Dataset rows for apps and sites

----

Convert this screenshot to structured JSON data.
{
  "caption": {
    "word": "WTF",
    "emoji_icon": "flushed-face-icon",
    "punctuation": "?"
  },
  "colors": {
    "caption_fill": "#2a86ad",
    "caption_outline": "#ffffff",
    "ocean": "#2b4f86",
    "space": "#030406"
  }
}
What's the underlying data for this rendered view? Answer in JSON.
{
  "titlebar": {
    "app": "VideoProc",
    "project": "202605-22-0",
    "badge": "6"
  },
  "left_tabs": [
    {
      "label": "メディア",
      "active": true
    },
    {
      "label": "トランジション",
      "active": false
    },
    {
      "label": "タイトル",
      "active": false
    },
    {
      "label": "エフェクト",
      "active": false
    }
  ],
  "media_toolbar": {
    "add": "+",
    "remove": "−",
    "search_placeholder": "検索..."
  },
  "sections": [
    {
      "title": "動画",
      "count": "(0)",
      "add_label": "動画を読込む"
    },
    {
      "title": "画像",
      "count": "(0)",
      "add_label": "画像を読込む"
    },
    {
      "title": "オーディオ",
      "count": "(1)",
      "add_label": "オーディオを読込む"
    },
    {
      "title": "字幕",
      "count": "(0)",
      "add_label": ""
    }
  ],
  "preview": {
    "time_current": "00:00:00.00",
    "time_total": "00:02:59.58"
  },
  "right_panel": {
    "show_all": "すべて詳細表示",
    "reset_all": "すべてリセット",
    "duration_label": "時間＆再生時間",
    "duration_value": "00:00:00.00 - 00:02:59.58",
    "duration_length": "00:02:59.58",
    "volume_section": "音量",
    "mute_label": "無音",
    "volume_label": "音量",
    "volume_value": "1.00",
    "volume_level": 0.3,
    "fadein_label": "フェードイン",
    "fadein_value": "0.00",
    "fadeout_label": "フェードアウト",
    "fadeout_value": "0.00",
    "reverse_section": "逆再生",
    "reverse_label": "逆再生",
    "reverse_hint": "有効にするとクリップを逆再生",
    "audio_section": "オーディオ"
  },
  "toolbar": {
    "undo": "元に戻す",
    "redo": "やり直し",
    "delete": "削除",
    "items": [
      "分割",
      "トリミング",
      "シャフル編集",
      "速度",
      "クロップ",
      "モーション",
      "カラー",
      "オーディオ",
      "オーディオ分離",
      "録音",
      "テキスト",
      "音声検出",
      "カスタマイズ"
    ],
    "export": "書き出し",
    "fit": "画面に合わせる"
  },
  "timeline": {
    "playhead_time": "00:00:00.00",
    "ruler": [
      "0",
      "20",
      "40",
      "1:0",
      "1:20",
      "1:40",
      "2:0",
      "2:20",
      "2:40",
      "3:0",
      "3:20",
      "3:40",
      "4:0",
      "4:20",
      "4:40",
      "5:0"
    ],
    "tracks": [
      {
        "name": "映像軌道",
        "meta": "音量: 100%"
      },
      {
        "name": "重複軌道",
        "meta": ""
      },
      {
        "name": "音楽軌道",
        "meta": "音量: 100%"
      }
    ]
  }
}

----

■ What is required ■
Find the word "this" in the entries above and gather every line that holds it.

■ Result of the exercise ■
Convert this screenshot to structured JSON data.
What's the underlying data for this rendered view? Answer in JSON.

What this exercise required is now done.